Component data from apps and pages
________

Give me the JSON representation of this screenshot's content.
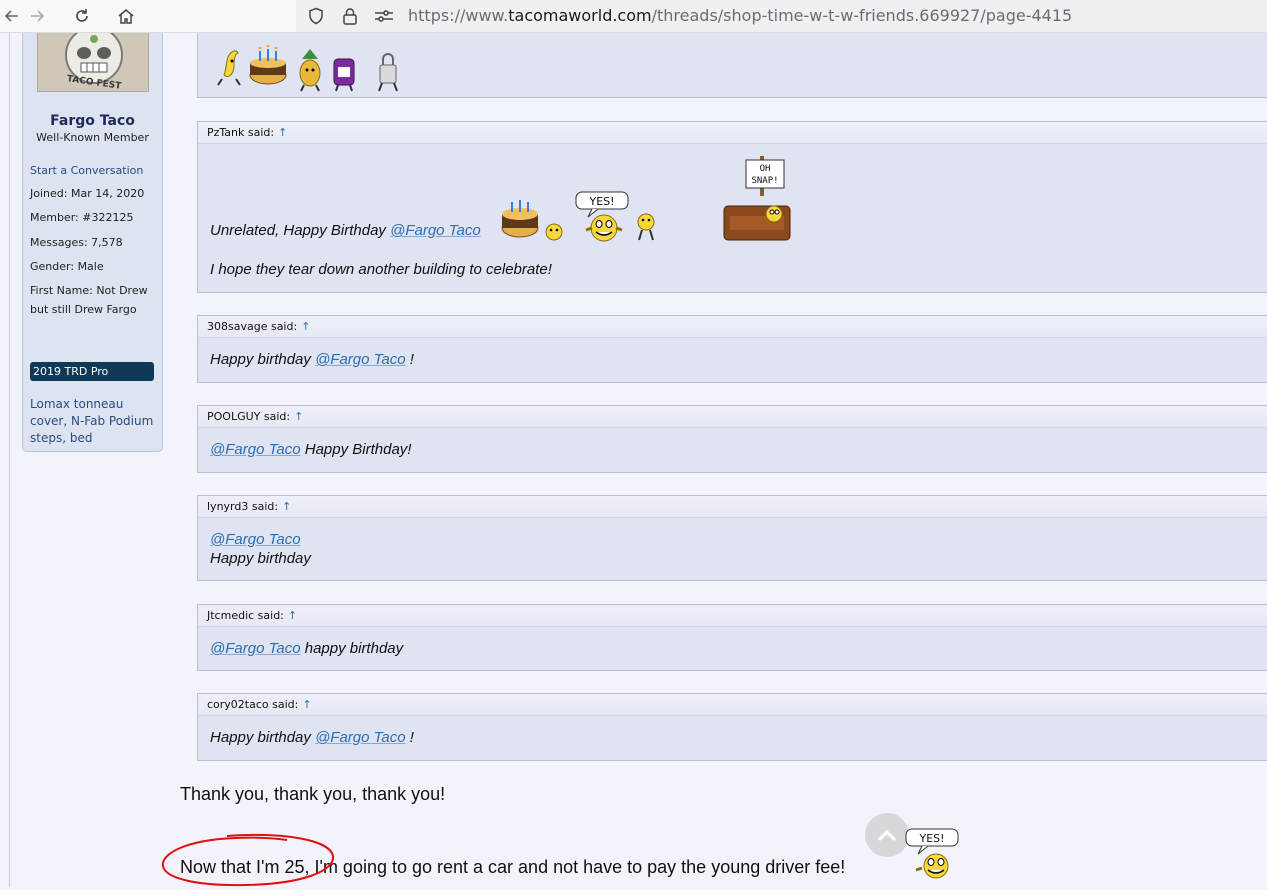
{
  "browser": {
    "url_prefix": "https://www.",
    "url_domain": "tacomaworld.com",
    "url_path": "/threads/shop-time-w-t-w-friends.669927/page-4415"
  },
  "user": {
    "name": "Fargo Taco",
    "title": "Well-Known Member",
    "start_conversation": "Start a Conversation",
    "stats": [
      {
        "label": "Joined:",
        "value": "Mar 14, 2020"
      },
      {
        "label": "Member:",
        "value": "#322125"
      },
      {
        "label": "Messages:",
        "value": "7,578"
      },
      {
        "label": "Gender:",
        "value": "Male"
      },
      {
        "label": "First Name:",
        "value": "Not Drew but still Drew Fargo"
      }
    ],
    "badge": "2019 TRD Pro",
    "signature": "Lomax tonneau cover, N-Fab Podium steps, bed"
  },
  "quotes": [
    {
      "author": "PzTank said:",
      "arrow": "↑",
      "text_before": "Unrelated, Happy Birthday ",
      "mention": "@Fargo Taco",
      "text_after": "",
      "line2": "I hope they tear down another building to celebrate!"
    },
    {
      "author": "308savage said:",
      "arrow": "↑",
      "text_before": "Happy birthday ",
      "mention": "@Fargo Taco",
      "text_after": " !"
    },
    {
      "author": "POOLGUY said:",
      "arrow": "↑",
      "text_before": "",
      "mention": "@Fargo Taco",
      "text_after": " Happy Birthday!"
    },
    {
      "author": "lynyrd3 said:",
      "arrow": "↑",
      "text_before": "",
      "mention": "@Fargo Taco",
      "text_after": "",
      "line2": "Happy birthday"
    },
    {
      "author": "Jtcmedic said:",
      "arrow": "↑",
      "text_before": "",
      "mention": "@Fargo Taco",
      "text_after": " happy birthday"
    },
    {
      "author": "cory02taco said:",
      "arrow": "↑",
      "text_before": "Happy birthday ",
      "mention": "@Fargo Taco",
      "text_after": " !"
    }
  ],
  "smilies": {
    "yes_bubble": "YES!",
    "oh_snap": "OH SNAP!"
  },
  "reply": {
    "line1": "Thank you, thank you, thank you!",
    "line2_circled": "Now that I'm 25,",
    "line2_rest": " I'm going to go rent a car and not have to pay the young driver fee!"
  },
  "colors": {
    "link": "#2c6db0",
    "badge": "#0e3957",
    "quote_bg": "#dfe3f2",
    "annotation": "#e01010"
  }
}
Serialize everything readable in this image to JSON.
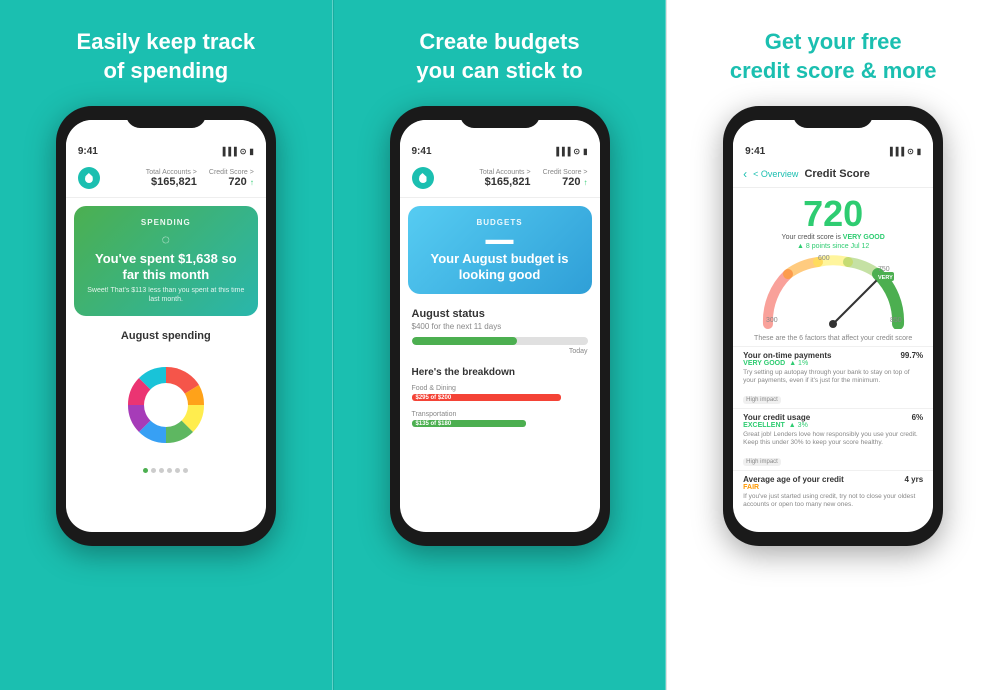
{
  "panels": [
    {
      "id": "spending",
      "bg": "teal",
      "heading_line1": "Easily keep track",
      "heading_line2": "of spending",
      "phone": {
        "time": "9:41",
        "total_accounts_label": "Total Accounts >",
        "total_accounts_value": "$165,821",
        "credit_score_label": "Credit Score >",
        "credit_score_value": "720",
        "credit_score_arrow": "↑",
        "spending_card": {
          "category": "SPENDING",
          "main_text": "You've spent $1,638 so far this month",
          "sub_text": "Sweet! That's $113 less than you spent at this time last month."
        },
        "chart_title": "August spending"
      }
    },
    {
      "id": "budgets",
      "bg": "teal",
      "heading_line1": "Create budgets",
      "heading_line2": "you can stick to",
      "phone": {
        "time": "9:41",
        "total_accounts_label": "Total Accounts >",
        "total_accounts_value": "$165,821",
        "credit_score_label": "Credit Score >",
        "credit_score_value": "720",
        "credit_score_arrow": "↑",
        "budget_card": {
          "category": "BUDGETS",
          "main_text": "Your August budget is looking good"
        },
        "status_title": "August status",
        "status_sub": "$400 for the next 11 days",
        "today_label": "Today",
        "breakdown_title": "Here's the breakdown",
        "items": [
          {
            "label": "Food & Dining",
            "bar_text": "$295 of $200",
            "color": "red",
            "pct": 85
          },
          {
            "label": "Transportation",
            "bar_text": "$135 of $180",
            "color": "green",
            "pct": 65
          }
        ]
      }
    },
    {
      "id": "credit",
      "bg": "white",
      "heading_line1": "Get your free",
      "heading_line2": "credit score & more",
      "phone": {
        "time": "9:41",
        "back_text": "< Overview",
        "screen_title": "Credit Score",
        "score": "720",
        "score_label": "Your credit score is",
        "score_status": "VERY GOOD",
        "score_change": "▲ 8 points since Jul 12",
        "factors_intro": "These are the 6 factors that affect your credit score",
        "factors": [
          {
            "name": "Your on-time payments",
            "value": "99.7%",
            "status": "VERY GOOD",
            "status_color": "green",
            "change": "▲ 1%",
            "desc": "Try setting up autopay through your bank to stay on top of your payments, even if it's just for the minimum.",
            "impact": "High impact"
          },
          {
            "name": "Your credit usage",
            "value": "6%",
            "status": "EXCELLENT",
            "status_color": "green",
            "change": "▲ 3%",
            "desc": "Great job! Lenders love how responsibly you use your credit. Keep this under 30% to keep your score healthy.",
            "impact": "High impact"
          },
          {
            "name": "Average age of your credit",
            "value": "4 yrs",
            "status": "FAIR",
            "status_color": "orange",
            "change": "",
            "desc": "If you've just started using credit, try not to close your oldest accounts or open too many new ones.",
            "impact": ""
          }
        ]
      }
    }
  ]
}
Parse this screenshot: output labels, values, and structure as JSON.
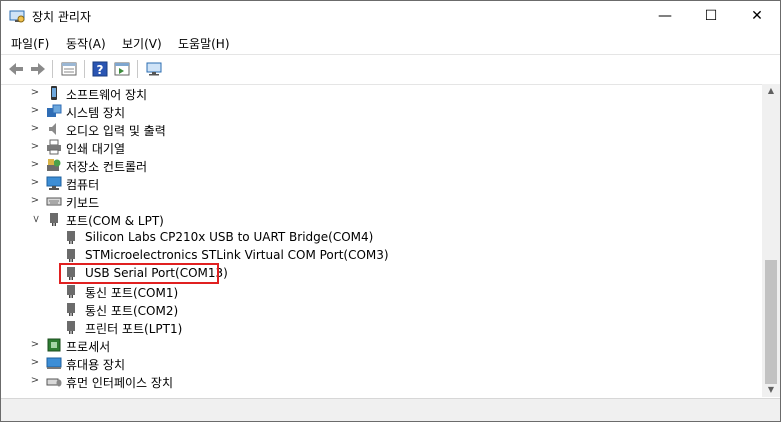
{
  "window": {
    "title": "장치 관리자",
    "minimize": "—",
    "maximize": "☐",
    "close": "✕"
  },
  "menu": [
    "파일(F)",
    "동작(A)",
    "보기(V)",
    "도움말(H)"
  ],
  "toolbar": {
    "icons": [
      "back-icon",
      "forward-icon",
      "properties-icon",
      "help-icon",
      "panel-icon",
      "monitor-icon"
    ]
  },
  "tree": {
    "categories_top": [
      {
        "label": "소프트웨어 장치",
        "icon": "phone-icon"
      },
      {
        "label": "시스템 장치",
        "icon": "system-icon"
      },
      {
        "label": "오디오 입력 및 출력",
        "icon": "speaker-icon"
      },
      {
        "label": "인쇄 대기열",
        "icon": "printer-icon"
      },
      {
        "label": "저장소 컨트롤러",
        "icon": "storage-icon"
      },
      {
        "label": "컴퓨터",
        "icon": "computer-icon"
      },
      {
        "label": "키보드",
        "icon": "keyboard-icon"
      }
    ],
    "ports": {
      "label": "포트(COM & LPT)",
      "children": [
        "Silicon Labs CP210x USB to UART Bridge(COM4)",
        "STMicroelectronics STLink Virtual COM Port(COM3)",
        "USB Serial Port(COM13)",
        "통신 포트(COM1)",
        "통신 포트(COM2)",
        "프린터 포트(LPT1)"
      ],
      "highlighted": "USB Serial Port(COM13)"
    },
    "categories_bottom": [
      {
        "label": "프로세서",
        "icon": "cpu-icon"
      },
      {
        "label": "휴대용 장치",
        "icon": "portable-icon"
      },
      {
        "label": "휴먼 인터페이스 장치",
        "icon": "hid-icon"
      }
    ]
  },
  "colors": {
    "highlight": "#e02020",
    "scroll_thumb": "#c2c2c2"
  }
}
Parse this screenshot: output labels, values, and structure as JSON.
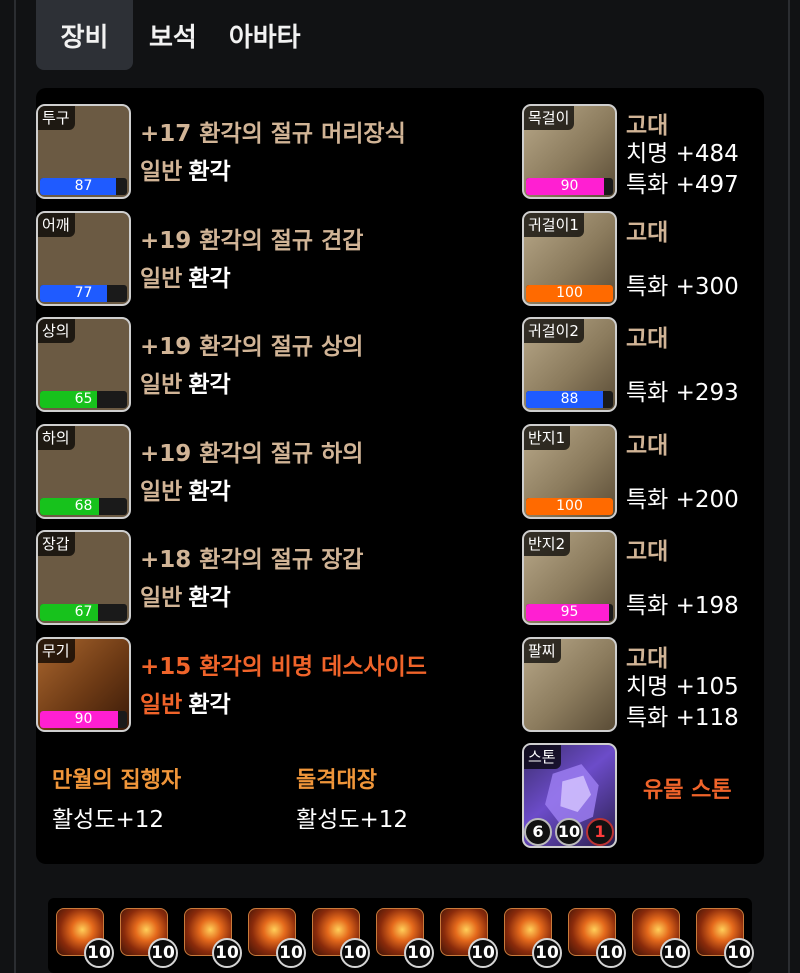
{
  "tabs": [
    {
      "label": "장비",
      "active": true
    },
    {
      "label": "보석",
      "active": false
    },
    {
      "label": "아바타",
      "active": false
    }
  ],
  "equipment": [
    {
      "slot": "투구",
      "quality": 87,
      "quality_color": "#1f5bff",
      "name": "+17 환각의 절규 머리장식",
      "grade": "일반",
      "set": "환각",
      "name_color": "#d1b496",
      "icon": "helmet-icon"
    },
    {
      "slot": "어깨",
      "quality": 77,
      "quality_color": "#1f5bff",
      "name": "+19 환각의 절규 견갑",
      "grade": "일반",
      "set": "환각",
      "name_color": "#d1b496",
      "icon": "shoulder-icon"
    },
    {
      "slot": "상의",
      "quality": 65,
      "quality_color": "#17c21c",
      "name": "+19 환각의 절규 상의",
      "grade": "일반",
      "set": "환각",
      "name_color": "#d1b496",
      "icon": "chest-armor-icon"
    },
    {
      "slot": "하의",
      "quality": 68,
      "quality_color": "#17c21c",
      "name": "+19 환각의 절규 하의",
      "grade": "일반",
      "set": "환각",
      "name_color": "#d1b496",
      "icon": "pants-icon"
    },
    {
      "slot": "장갑",
      "quality": 67,
      "quality_color": "#17c21c",
      "name": "+18 환각의 절규 장갑",
      "grade": "일반",
      "set": "환각",
      "name_color": "#d1b496",
      "icon": "gloves-icon"
    },
    {
      "slot": "무기",
      "quality": 90,
      "quality_color": "#ff1fd2",
      "name": "+15 환각의 비명 데스사이드",
      "grade": "일반",
      "set": "환각",
      "name_color": "#f0642a",
      "icon": "scythe-icon"
    }
  ],
  "accessories": [
    {
      "slot": "목걸이",
      "quality": 90,
      "quality_color": "#ff1fd2",
      "grade": "고대",
      "stats": [
        "치명 +484",
        "특화 +497"
      ],
      "icon": "necklace-icon"
    },
    {
      "slot": "귀걸이1",
      "quality": 100,
      "quality_color": "#ff6a00",
      "grade": "고대",
      "stats": [
        "특화 +300"
      ],
      "icon": "earring-icon"
    },
    {
      "slot": "귀걸이2",
      "quality": 88,
      "quality_color": "#1f5bff",
      "grade": "고대",
      "stats": [
        "특화 +293"
      ],
      "icon": "earring-icon"
    },
    {
      "slot": "반지1",
      "quality": 100,
      "quality_color": "#ff6a00",
      "grade": "고대",
      "stats": [
        "특화 +200"
      ],
      "icon": "ring-icon"
    },
    {
      "slot": "반지2",
      "quality": 95,
      "quality_color": "#ff1fd2",
      "grade": "고대",
      "stats": [
        "특화 +198"
      ],
      "icon": "ring-icon"
    },
    {
      "slot": "팔찌",
      "quality": null,
      "quality_color": null,
      "grade": "고대",
      "stats": [
        "치명 +105",
        "특화 +118"
      ],
      "icon": "bracelet-icon"
    }
  ],
  "stone": {
    "slot": "스톤",
    "label": "유물 스톤",
    "values": [
      "6",
      "10",
      "1"
    ],
    "icon": "ability-stone-icon"
  },
  "engravings": [
    {
      "name": "만월의 집행자",
      "value": "활성도+12"
    },
    {
      "name": "돌격대장",
      "value": "활성도+12"
    }
  ],
  "gems": [
    {
      "level": "10"
    },
    {
      "level": "10"
    },
    {
      "level": "10"
    },
    {
      "level": "10"
    },
    {
      "level": "10"
    },
    {
      "level": "10"
    },
    {
      "level": "10"
    },
    {
      "level": "10"
    },
    {
      "level": "10"
    },
    {
      "level": "10"
    },
    {
      "level": "10"
    }
  ]
}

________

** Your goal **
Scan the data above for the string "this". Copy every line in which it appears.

** The answer **
Give me the JSON representation of this screenshot's content.
Serialize everything readable in this image to JSON.
          "main_text": "You've spent $1,638 so far this month",
          "sub_text": "Sweet! That's $113 less than you spent at this time last month."
            "desc": "Great job! Lenders love how responsibly you use your credit. Keep this under 30% to keep your score healthy.",
Parse this screenshot: output labels, values, and structure as JSON.
Parse this screenshot: output labels, values, and structure as JSON.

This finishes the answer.